In Greek mythology, we hear the story of Sisyphus. The gods condemned him to roll down a rock on the mountain all day, only to find the rock rolling at night. Thus, he is doomed to repeat the work over and over again, for eternity. This is the Greek version of Hell, or Tartarus. It represents the modern mindset, where repetitive activity is seen as the worst punishment. As a result, creativity, novelty and freedom become the paradise that everyone craves. So, the heaven of the gods becomes a place where one is free to do whatever he wants, against the slave who is forced to do the same thing over and over again.
This mindset pervades capitalism as well as communism. Ideologies that are inspired by Greek myths. They became popular in the 19th century. Sisyphus was condemned by the aristocracy and the privileged. Everyone wanted freedom. Everyone rejected the old way and looked for something new and exciting—a new world order. Not a return to the good old days, but the creation of a new way.
Sunday congregations of Christians and Friday prayers for Muslims are also repeated, as the faithful await the end of the world and Judgment Day. The repetition here is to remind people of God who should be obeyed; The laws that must be followed. The purpose of repetition is to secure alignment with the same idea. In Hinduism, Buddhism and Jainism, ritual repetition has a different purpose.
Hinduism, Buddhism and Jainism are based on reincarnation. You live the same life over and over again or become free. Trapment is when you live without insight and believe that the world will be as you wish. Freedom comes when you gain insight into how the world will not be controlled by your will. Insight is gained by performing the same act over and over, such as a name of God, or a mantra, or a ritual, daily, weekly, fortnightly, monthly, quarterly, yearly. But with awareness.

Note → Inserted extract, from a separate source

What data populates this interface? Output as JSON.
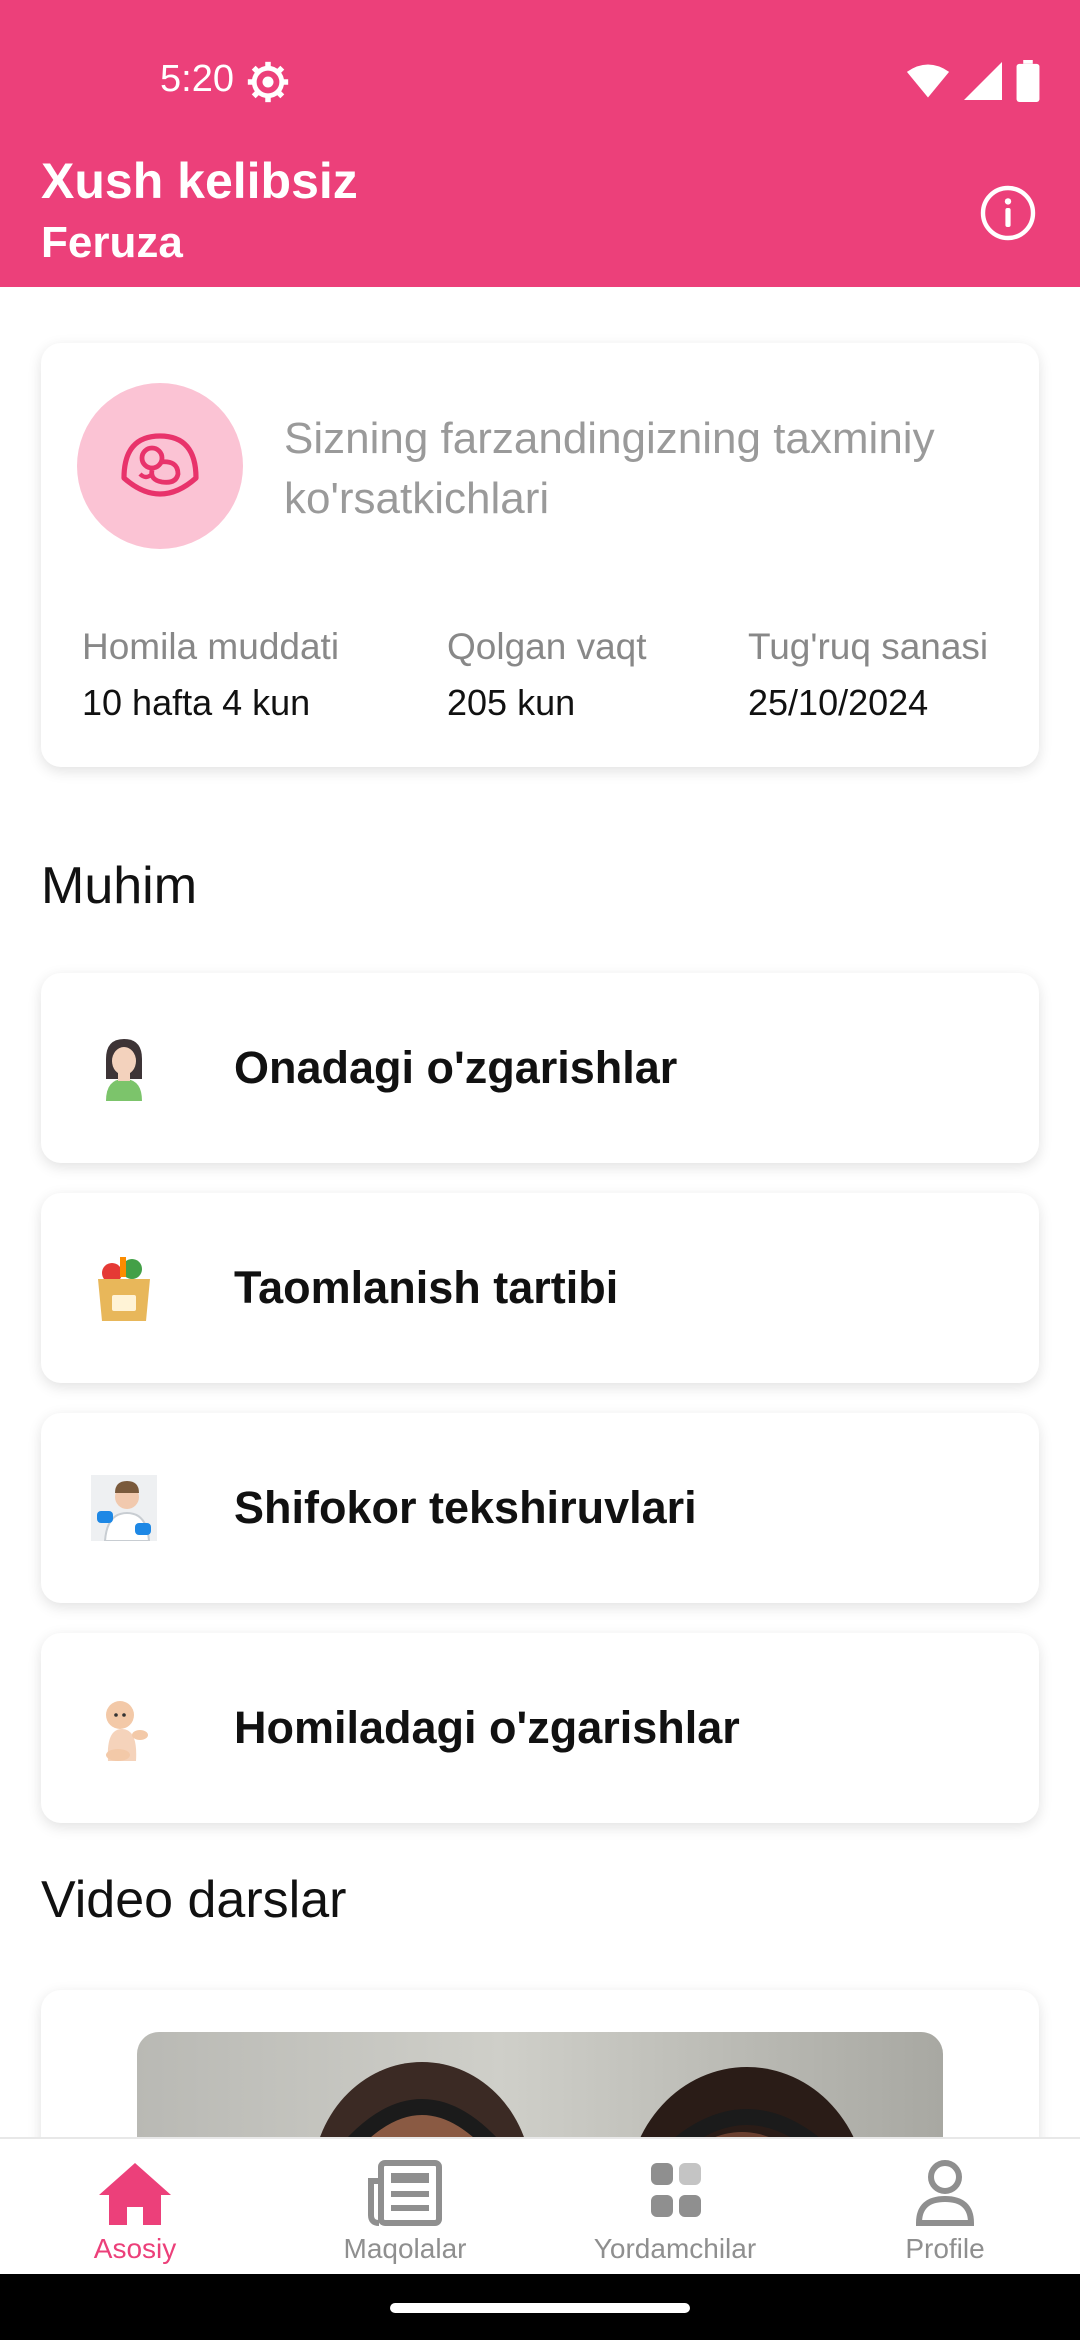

When you stir the milk repeatedly, in a rhythmic manner, the butter separates. When you grind corn over and over again, a finer flour is formed. When you do a task over and over again, your level of efficiency improves. When you keep doing the same thing over and over, you start seeing nuances, subtle differences that you were unaware of when you started. With sincere attention to the Ramayana that is repeated over and over again, you begin to find layers of meaning within it. When you listen to the aarti, you get the insight that was left before you. Thus repetition is not about alignment, but about enlightenment, igniting awareness so that you can see what no one else has seen.
The rituals of the temple are based on the cycles of Moon (month), Surya (year), Venus (8 years), Jupiter (12 years). Repetition creates a sense of order. But repetition is linked to change: the change of seasons, the change of tides. This change is cyclic. But a shift can break the cycle and create a spiral. Therefore Vishnu holds in his hands the symbols of both options: the chakra chakra (representing being trapped) and the conch spiral (representing freedom).
In a world that celebrates innovation and invention and believes that a better world is created by discarding the past, it is important to revisit the past and appreciate the power of repetition.
Devdutt Patnaik writes and lectures on the relevance of mythology in modern times. Contact him at email@example.com